The Constitutional Court has found to be invalid, unlawful and unenforceable a collective agreement concluded between a Minister and various trade unions.
The Constitutional Court (CC) had to decide whether increases agreed in a wage agreement as concluded between the Minister of Public Service and Administration and Department of Public Service and Administration (DPSA) and various trade unions, were valid and lawful.

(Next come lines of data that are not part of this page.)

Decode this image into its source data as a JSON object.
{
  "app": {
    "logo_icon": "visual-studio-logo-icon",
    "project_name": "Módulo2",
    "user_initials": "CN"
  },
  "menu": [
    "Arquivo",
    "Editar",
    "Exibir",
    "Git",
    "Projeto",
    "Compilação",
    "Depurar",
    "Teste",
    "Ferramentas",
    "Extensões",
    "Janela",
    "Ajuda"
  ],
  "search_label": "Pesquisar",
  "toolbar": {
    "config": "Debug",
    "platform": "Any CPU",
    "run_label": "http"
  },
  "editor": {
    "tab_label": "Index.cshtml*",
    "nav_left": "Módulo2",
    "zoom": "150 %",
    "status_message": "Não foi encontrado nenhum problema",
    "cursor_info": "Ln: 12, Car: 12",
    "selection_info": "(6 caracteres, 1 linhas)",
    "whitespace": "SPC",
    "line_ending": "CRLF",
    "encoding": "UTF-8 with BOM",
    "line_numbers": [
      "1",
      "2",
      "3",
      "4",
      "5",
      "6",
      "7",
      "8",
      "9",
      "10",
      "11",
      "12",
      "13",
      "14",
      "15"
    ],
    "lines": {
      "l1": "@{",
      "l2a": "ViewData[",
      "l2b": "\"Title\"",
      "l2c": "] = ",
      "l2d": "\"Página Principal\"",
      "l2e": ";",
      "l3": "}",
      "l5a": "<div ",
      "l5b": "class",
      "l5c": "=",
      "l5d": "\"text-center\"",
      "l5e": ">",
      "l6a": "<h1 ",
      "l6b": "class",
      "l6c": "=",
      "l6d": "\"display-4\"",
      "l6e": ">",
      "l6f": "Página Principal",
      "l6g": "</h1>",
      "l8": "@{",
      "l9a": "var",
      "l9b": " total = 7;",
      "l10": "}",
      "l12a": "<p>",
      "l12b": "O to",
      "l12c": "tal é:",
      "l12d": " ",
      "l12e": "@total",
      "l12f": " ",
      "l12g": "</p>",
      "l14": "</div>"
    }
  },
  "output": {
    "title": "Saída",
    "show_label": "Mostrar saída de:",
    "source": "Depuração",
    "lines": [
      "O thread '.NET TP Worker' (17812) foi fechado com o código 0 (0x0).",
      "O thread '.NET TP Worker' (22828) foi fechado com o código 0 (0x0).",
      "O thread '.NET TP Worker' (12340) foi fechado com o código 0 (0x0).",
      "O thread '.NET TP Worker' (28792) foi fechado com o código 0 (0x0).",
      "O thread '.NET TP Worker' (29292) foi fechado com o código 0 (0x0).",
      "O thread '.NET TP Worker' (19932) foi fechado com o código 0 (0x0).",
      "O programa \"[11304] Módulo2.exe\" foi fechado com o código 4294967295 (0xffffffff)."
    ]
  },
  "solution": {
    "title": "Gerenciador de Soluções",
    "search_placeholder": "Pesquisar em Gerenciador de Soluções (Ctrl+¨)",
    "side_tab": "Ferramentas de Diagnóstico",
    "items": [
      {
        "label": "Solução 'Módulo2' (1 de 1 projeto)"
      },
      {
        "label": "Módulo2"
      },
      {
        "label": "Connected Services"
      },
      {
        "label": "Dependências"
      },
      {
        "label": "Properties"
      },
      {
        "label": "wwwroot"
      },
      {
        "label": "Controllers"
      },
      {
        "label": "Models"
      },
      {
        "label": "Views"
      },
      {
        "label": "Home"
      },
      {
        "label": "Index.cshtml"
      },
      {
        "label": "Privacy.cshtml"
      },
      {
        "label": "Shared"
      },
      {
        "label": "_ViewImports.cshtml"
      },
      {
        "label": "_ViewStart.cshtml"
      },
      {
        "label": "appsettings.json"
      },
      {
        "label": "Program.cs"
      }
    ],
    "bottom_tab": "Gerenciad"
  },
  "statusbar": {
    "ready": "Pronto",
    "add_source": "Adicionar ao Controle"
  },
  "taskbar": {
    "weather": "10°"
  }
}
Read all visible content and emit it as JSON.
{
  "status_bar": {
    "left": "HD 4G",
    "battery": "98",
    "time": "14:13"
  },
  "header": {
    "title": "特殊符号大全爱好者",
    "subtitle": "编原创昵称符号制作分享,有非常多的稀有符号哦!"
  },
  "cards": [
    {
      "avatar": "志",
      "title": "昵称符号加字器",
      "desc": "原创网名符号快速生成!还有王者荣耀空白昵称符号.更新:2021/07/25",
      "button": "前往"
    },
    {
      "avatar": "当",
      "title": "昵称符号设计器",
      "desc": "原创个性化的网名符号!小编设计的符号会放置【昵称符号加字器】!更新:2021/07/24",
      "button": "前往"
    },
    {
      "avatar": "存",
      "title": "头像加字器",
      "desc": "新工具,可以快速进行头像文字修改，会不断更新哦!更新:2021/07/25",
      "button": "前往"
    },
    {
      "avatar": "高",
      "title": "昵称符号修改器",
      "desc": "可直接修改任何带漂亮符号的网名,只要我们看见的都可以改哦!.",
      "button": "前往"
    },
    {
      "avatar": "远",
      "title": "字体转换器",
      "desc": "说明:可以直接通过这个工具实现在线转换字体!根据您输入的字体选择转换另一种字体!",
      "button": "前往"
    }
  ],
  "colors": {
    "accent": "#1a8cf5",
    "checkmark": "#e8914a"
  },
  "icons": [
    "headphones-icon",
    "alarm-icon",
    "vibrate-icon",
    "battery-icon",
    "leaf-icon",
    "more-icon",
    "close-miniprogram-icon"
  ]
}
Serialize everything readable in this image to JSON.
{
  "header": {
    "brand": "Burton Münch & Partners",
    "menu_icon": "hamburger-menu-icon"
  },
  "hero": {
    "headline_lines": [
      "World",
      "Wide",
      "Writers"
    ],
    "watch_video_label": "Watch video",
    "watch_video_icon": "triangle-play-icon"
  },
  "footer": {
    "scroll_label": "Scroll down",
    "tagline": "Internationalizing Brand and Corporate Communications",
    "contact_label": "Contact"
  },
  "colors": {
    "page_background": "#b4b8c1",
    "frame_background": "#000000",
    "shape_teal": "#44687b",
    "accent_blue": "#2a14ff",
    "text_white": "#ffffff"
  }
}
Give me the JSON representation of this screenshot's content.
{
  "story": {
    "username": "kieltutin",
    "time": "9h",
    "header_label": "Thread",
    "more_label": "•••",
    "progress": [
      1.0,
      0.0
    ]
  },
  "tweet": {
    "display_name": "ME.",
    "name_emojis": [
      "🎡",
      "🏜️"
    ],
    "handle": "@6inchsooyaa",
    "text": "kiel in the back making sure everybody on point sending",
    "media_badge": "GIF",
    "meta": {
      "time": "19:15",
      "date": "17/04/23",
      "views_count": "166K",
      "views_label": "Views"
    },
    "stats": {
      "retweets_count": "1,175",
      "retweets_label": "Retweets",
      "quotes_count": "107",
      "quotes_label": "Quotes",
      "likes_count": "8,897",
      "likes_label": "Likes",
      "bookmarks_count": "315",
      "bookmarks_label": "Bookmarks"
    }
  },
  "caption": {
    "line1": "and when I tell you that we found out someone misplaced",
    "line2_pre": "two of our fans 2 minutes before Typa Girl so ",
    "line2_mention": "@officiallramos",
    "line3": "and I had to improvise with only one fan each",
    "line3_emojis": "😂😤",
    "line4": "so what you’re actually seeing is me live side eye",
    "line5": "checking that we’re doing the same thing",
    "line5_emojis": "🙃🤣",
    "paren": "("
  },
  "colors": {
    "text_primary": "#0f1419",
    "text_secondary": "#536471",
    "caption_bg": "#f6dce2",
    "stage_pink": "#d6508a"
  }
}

The judgment became available on 28 February 2022.
During 2018, the DPSA and various trade unions concluded a collective agreement which regulated the salary increases of public service employees for the three consecutive years (the Collective Agreement) The DPSA abided by the agreement for the first two years but was unable to pay the increases for the third year which led the trade unions to approach the courts to have the provisions of the collective agreement enforced.
Th CC found that the Collective Agreement was concluded in contravention of regulations 78 and 79 of the Public Services Regulations* (the Regulations) read with sections 213, 215 and 216 of the Constitution of the Republic of South Africa.
The CC held that the Regulations specifically authorised Ministers to negotiate and conclude collective agreements only where the particular Minister “can cover the costs of the collective agreement from his or her departmental budget, or on the basis of written commitment from Treasury to provide additional funds, or if the costs can be recovered from funds from other departments or agencies with their written consent coupled with Treasury approval.”
In this case, the DPSA did not meet the above requirements which rendered the Collective Agreement invalid, unlawful and unenforceable and as a result, the DPSA is not required to pay the salary increases of the public service employees for the period 2020/2021.
It is important to note that this judgment deals with specific legislative provisions which regulates collective bargaining in the public sector that has no bearing on employers in the private sector.